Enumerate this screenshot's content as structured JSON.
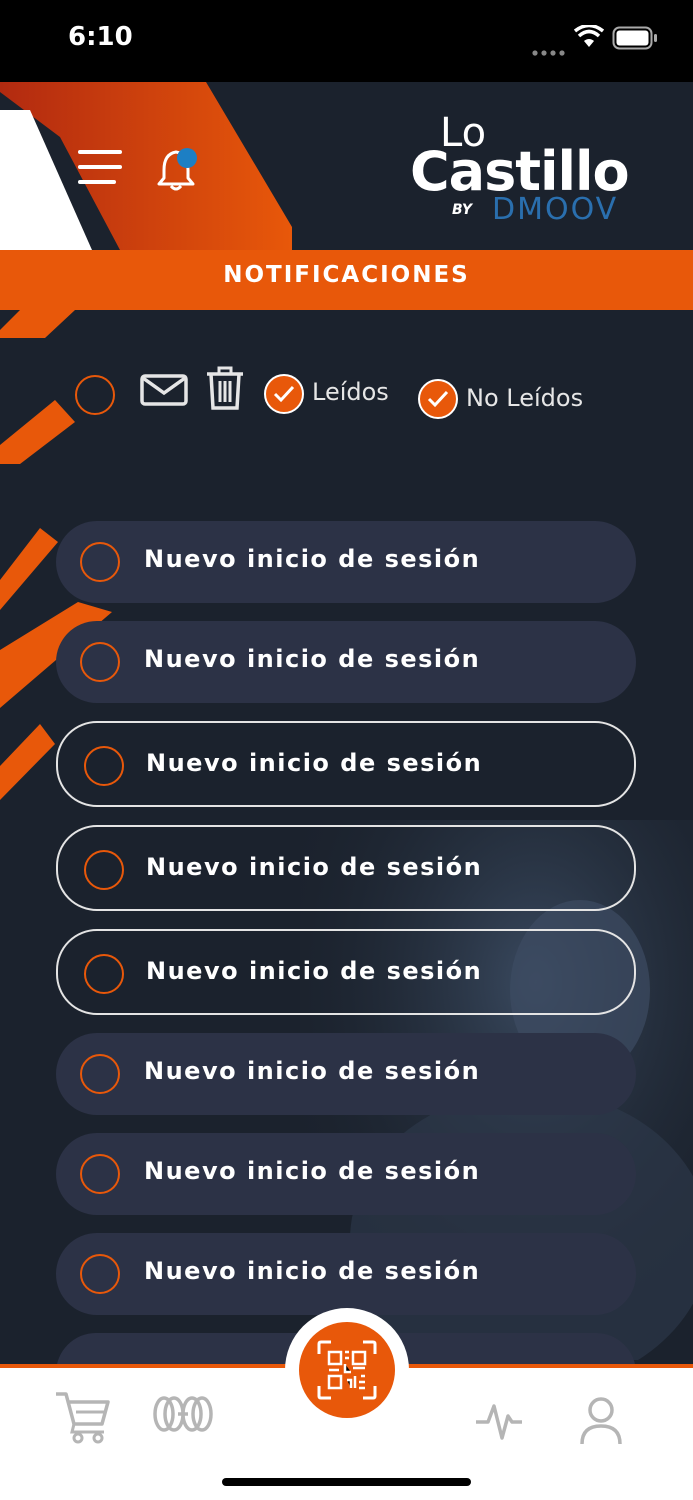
{
  "status_bar": {
    "time": "6:10"
  },
  "header": {
    "logo": {
      "line1": "Lo",
      "line2": "Castillo",
      "by": "BY",
      "brand": "DMOOV"
    },
    "title": "NOTIFICACIONES"
  },
  "toolbar": {
    "read_label": "Leídos",
    "unread_label": "No Leídos"
  },
  "notifications": [
    {
      "title": "Nuevo inicio de sesión",
      "state": "unread"
    },
    {
      "title": "Nuevo inicio de sesión",
      "state": "unread"
    },
    {
      "title": "Nuevo inicio de sesión",
      "state": "read"
    },
    {
      "title": "Nuevo inicio de sesión",
      "state": "read"
    },
    {
      "title": "Nuevo inicio de sesión",
      "state": "read"
    },
    {
      "title": "Nuevo inicio de sesión",
      "state": "unread"
    },
    {
      "title": "Nuevo inicio de sesión",
      "state": "unread"
    },
    {
      "title": "Nuevo inicio de sesión",
      "state": "unread"
    }
  ],
  "bottom_nav": {
    "items": [
      "cart-icon",
      "weights-icon",
      "qr-icon",
      "activity-icon",
      "user-icon"
    ]
  },
  "colors": {
    "accent": "#e8580a",
    "background": "#1b222d",
    "card": "#2c3246",
    "badge": "#1d7fc4"
  }
}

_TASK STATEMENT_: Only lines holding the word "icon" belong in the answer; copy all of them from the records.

_RESPONSE_:
      "cart-icon",
      "weights-icon",
      "qr-icon",
      "activity-icon",
      "user-icon"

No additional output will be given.